● **YOUR OBJECTIVE**
Return the material unaltered, line by line.

● **DATA SECTION**
== Segment start ==

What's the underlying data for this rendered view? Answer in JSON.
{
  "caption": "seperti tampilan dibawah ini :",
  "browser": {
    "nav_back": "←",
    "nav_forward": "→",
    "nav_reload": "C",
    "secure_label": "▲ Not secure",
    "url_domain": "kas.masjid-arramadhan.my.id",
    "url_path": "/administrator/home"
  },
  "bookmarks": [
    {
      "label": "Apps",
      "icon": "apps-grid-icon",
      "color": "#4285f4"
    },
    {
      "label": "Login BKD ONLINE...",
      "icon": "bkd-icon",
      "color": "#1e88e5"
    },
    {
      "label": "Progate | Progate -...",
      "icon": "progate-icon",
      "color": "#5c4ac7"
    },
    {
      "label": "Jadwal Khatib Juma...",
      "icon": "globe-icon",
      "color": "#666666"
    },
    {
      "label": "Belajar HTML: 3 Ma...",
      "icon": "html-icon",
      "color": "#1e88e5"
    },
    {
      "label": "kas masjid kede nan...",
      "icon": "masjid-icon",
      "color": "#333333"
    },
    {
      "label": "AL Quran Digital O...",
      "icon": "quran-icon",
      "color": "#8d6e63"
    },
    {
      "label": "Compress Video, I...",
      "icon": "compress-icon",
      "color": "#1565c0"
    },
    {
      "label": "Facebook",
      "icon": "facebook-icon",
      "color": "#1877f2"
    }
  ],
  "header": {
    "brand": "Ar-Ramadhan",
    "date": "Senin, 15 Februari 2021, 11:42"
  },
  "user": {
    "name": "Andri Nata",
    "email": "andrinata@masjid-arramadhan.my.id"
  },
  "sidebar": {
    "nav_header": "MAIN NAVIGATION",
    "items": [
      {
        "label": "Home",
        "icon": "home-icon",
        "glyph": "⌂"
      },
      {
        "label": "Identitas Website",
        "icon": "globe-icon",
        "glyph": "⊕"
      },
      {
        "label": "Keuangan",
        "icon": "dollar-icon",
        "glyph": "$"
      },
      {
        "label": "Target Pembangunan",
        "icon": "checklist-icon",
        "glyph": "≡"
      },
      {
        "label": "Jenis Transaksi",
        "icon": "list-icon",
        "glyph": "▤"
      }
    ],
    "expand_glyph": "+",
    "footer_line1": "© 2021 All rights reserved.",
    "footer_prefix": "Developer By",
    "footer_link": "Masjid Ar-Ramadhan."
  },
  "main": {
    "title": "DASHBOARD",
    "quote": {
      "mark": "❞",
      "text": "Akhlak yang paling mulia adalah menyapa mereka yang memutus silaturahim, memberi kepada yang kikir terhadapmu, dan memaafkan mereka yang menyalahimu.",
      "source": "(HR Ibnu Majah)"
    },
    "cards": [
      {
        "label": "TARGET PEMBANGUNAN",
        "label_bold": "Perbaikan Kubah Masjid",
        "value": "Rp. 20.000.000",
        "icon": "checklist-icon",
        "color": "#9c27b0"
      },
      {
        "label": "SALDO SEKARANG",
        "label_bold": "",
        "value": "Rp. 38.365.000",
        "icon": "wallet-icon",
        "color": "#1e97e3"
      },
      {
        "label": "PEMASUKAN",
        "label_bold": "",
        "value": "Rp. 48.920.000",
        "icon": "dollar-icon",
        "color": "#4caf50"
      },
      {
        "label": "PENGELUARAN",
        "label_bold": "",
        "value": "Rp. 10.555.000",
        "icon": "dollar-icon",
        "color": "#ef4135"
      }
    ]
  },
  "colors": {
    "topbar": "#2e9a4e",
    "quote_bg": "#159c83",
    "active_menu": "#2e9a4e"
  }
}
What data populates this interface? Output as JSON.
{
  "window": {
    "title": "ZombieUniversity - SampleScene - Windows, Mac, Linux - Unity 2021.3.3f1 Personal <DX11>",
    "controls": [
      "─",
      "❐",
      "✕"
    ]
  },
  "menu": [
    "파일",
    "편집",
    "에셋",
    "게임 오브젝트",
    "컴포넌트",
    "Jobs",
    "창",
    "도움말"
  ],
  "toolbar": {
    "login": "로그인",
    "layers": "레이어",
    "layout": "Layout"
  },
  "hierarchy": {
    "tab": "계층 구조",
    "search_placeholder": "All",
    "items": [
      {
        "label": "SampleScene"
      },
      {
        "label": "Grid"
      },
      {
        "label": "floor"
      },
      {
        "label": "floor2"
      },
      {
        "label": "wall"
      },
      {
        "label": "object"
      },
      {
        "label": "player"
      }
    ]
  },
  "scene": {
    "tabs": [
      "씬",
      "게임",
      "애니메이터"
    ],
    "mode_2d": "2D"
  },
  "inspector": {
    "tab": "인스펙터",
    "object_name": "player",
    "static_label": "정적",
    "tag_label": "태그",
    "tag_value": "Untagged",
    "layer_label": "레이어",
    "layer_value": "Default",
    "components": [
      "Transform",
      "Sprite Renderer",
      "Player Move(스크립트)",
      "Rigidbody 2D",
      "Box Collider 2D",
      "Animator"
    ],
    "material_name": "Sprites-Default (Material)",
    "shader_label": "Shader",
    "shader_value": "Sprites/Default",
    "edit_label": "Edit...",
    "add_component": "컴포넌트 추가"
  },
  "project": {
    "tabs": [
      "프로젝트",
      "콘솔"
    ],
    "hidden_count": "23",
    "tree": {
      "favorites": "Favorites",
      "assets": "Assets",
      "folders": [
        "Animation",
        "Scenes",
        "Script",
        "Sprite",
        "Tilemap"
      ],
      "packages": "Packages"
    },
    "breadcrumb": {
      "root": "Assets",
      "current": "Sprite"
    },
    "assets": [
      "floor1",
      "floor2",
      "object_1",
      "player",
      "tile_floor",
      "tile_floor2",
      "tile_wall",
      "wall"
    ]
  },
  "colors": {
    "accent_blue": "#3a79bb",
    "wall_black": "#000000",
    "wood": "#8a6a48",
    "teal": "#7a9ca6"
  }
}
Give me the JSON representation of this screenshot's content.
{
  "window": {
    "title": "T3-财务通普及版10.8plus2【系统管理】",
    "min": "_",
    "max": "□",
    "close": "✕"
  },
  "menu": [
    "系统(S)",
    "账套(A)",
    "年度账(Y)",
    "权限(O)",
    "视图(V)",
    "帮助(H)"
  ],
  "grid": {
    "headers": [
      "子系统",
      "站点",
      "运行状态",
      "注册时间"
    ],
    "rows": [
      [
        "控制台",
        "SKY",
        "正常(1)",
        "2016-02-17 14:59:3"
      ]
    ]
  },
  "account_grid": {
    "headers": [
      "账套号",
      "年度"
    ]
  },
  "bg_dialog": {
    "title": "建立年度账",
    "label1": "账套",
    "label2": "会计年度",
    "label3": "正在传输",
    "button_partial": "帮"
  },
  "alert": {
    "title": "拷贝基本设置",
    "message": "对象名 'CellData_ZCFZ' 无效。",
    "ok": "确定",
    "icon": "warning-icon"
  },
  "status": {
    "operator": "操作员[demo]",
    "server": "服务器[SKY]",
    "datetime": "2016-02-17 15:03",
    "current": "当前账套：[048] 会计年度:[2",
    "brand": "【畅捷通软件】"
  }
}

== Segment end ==

● **RESULT**
What's the underlying data for this rendered view? Answer in JSON.
{
  "caption": "seperti tampilan dibawah ini :",
  "browser": {
    "nav_back": "←",
    "nav_forward": "→",
    "nav_reload": "C",
    "secure_label": "▲ Not secure",
    "url_domain": "kas.masjid-arramadhan.my.id",
    "url_path": "/administrator/home"
  },
  "bookmarks": [
    {
      "label": "Apps",
      "icon": "apps-grid-icon",
      "color": "#4285f4"
    },
    {
      "label": "Login BKD ONLINE...",
      "icon": "bkd-icon",
      "color": "#1e88e5"
    },
    {
      "label": "Progate | Progate -...",
      "icon": "progate-icon",
      "color": "#5c4ac7"
    },
    {
      "label": "Jadwal Khatib Juma...",
      "icon": "globe-icon",
      "color": "#666666"
    },
    {
      "label": "Belajar HTML: 3 Ma...",
      "icon": "html-icon",
      "color": "#1e88e5"
    },
    {
      "label": "kas masjid kede nan...",
      "icon": "masjid-icon",
      "color": "#333333"
    },
    {
      "label": "AL Quran Digital O...",
      "icon": "quran-icon",
      "color": "#8d6e63"
    },
    {
      "label": "Compress Video, I...",
      "icon": "compress-icon",
      "color": "#1565c0"
    },
    {
      "label": "Facebook",
      "icon": "facebook-icon",
      "color": "#1877f2"
    }
  ],
  "header": {
    "brand": "Ar-Ramadhan",
    "date": "Senin, 15 Februari 2021, 11:42"
  },
  "user": {
    "name": "Andri Nata",
    "email": "andrinata@masjid-arramadhan.my.id"
  },
  "sidebar": {
    "nav_header": "MAIN NAVIGATION",
    "items": [
      {
        "label": "Home",
        "icon": "home-icon",
        "glyph": "⌂"
      },
      {
        "label": "Identitas Website",
        "icon": "globe-icon",
        "glyph": "⊕"
      },
      {
        "label": "Keuangan",
        "icon": "dollar-icon",
        "glyph": "$"
      },
      {
        "label": "Target Pembangunan",
        "icon": "checklist-icon",
        "glyph": "≡"
      },
      {
        "label": "Jenis Transaksi",
        "icon": "list-icon",
        "glyph": "▤"
      }
    ],
    "expand_glyph": "+",
    "footer_line1": "© 2021 All rights reserved.",
    "footer_prefix": "Developer By",
    "footer_link": "Masjid Ar-Ramadhan."
  },
  "main": {
    "title": "DASHBOARD",
    "quote": {
      "mark": "❞",
      "text": "Akhlak yang paling mulia adalah menyapa mereka yang memutus silaturahim, memberi kepada yang kikir terhadapmu, dan memaafkan mereka yang menyalahimu.",
      "source": "(HR Ibnu Majah)"
    },
    "cards": [
      {
        "label": "TARGET PEMBANGUNAN",
        "label_bold": "Perbaikan Kubah Masjid",
        "value": "Rp. 20.000.000",
        "icon": "checklist-icon",
        "color": "#9c27b0"
      },
      {
        "label": "SALDO SEKARANG",
        "label_bold": "",
        "value": "Rp. 38.365.000",
        "icon": "wallet-icon",
        "color": "#1e97e3"
      },
      {
        "label": "PEMASUKAN",
        "label_bold": "",
        "value": "Rp. 48.920.000",
        "icon": "dollar-icon",
        "color": "#4caf50"
      },
      {
        "label": "PENGELUARAN",
        "label_bold": "",
        "value": "Rp. 10.555.000",
        "icon": "dollar-icon",
        "color": "#ef4135"
      }
    ]
  },
  "colors": {
    "topbar": "#2e9a4e",
    "quote_bg": "#159c83",
    "active_menu": "#2e9a4e"
  }
}
What data populates this interface? Output as JSON.
{
  "window": {
    "title": "ZombieUniversity - SampleScene - Windows, Mac, Linux - Unity 2021.3.3f1 Personal <DX11>",
    "controls": [
      "─",
      "❐",
      "✕"
    ]
  },
  "menu": [
    "파일",
    "편집",
    "에셋",
    "게임 오브젝트",
    "컴포넌트",
    "Jobs",
    "창",
    "도움말"
  ],
  "toolbar": {
    "login": "로그인",
    "layers": "레이어",
    "layout": "Layout"
  },
  "hierarchy": {
    "tab": "계층 구조",
    "search_placeholder": "All",
    "items": [
      {
        "label": "SampleScene"
      },
      {
        "label": "Grid"
      },
      {
        "label": "floor"
      },
      {
        "label": "floor2"
      },
      {
        "label": "wall"
      },
      {
        "label": "object"
      },
      {
        "label": "player"
      }
    ]
  },
  "scene": {
    "tabs": [
      "씬",
      "게임",
      "애니메이터"
    ],
    "mode_2d": "2D"
  },
  "inspector": {
    "tab": "인스펙터",
    "object_name": "player",
    "static_label": "정적",
    "tag_label": "태그",
    "tag_value": "Untagged",
    "layer_label": "레이어",
    "layer_value": "Default",
    "components": [
      "Transform",
      "Sprite Renderer",
      "Player Move(스크립트)",
      "Rigidbody 2D",
      "Box Collider 2D",
      "Animator"
    ],
    "material_name": "Sprites-Default (Material)",
    "shader_label": "Shader",
    "shader_value": "Sprites/Default",
    "edit_label": "Edit...",
    "add_component": "컴포넌트 추가"
  },
  "project": {
    "tabs": [
      "프로젝트",
      "콘솔"
    ],
    "hidden_count": "23",
    "tree": {
      "favorites": "Favorites",
      "assets": "Assets",
      "folders": [
        "Animation",
        "Scenes",
        "Script",
        "Sprite",
        "Tilemap"
      ],
      "packages": "Packages"
    },
    "breadcrumb": {
      "root": "Assets",
      "current": "Sprite"
    },
    "assets": [
      "floor1",
      "floor2",
      "object_1",
      "player",
      "tile_floor",
      "tile_floor2",
      "tile_wall",
      "wall"
    ]
  },
  "colors": {
    "accent_blue": "#3a79bb",
    "wall_black": "#000000",
    "wood": "#8a6a48",
    "teal": "#7a9ca6"
  }
}
Give me the JSON representation of this screenshot's content.
{
  "window": {
    "title": "T3-财务通普及版10.8plus2【系统管理】",
    "min": "_",
    "max": "□",
    "close": "✕"
  },
  "menu": [
    "系统(S)",
    "账套(A)",
    "年度账(Y)",
    "权限(O)",
    "视图(V)",
    "帮助(H)"
  ],
  "grid": {
    "headers": [
      "子系统",
      "站点",
      "运行状态",
      "注册时间"
    ],
    "rows": [
      [
        "控制台",
        "SKY",
        "正常(1)",
        "2016-02-17 14:59:3"
      ]
    ]
  },
  "account_grid": {
    "headers": [
      "账套号",
      "年度"
    ]
  },
  "bg_dialog": {
    "title": "建立年度账",
    "label1": "账套",
    "label2": "会计年度",
    "label3": "正在传输",
    "button_partial": "帮"
  },
  "alert": {
    "title": "拷贝基本设置",
    "message": "对象名 'CellData_ZCFZ' 无效。",
    "ok": "确定",
    "icon": "warning-icon"
  },
  "status": {
    "operator": "操作员[demo]",
    "server": "服务器[SKY]",
    "datetime": "2016-02-17 15:03",
    "current": "当前账套：[048] 会计年度:[2",
    "brand": "【畅捷通软件】"
  }
}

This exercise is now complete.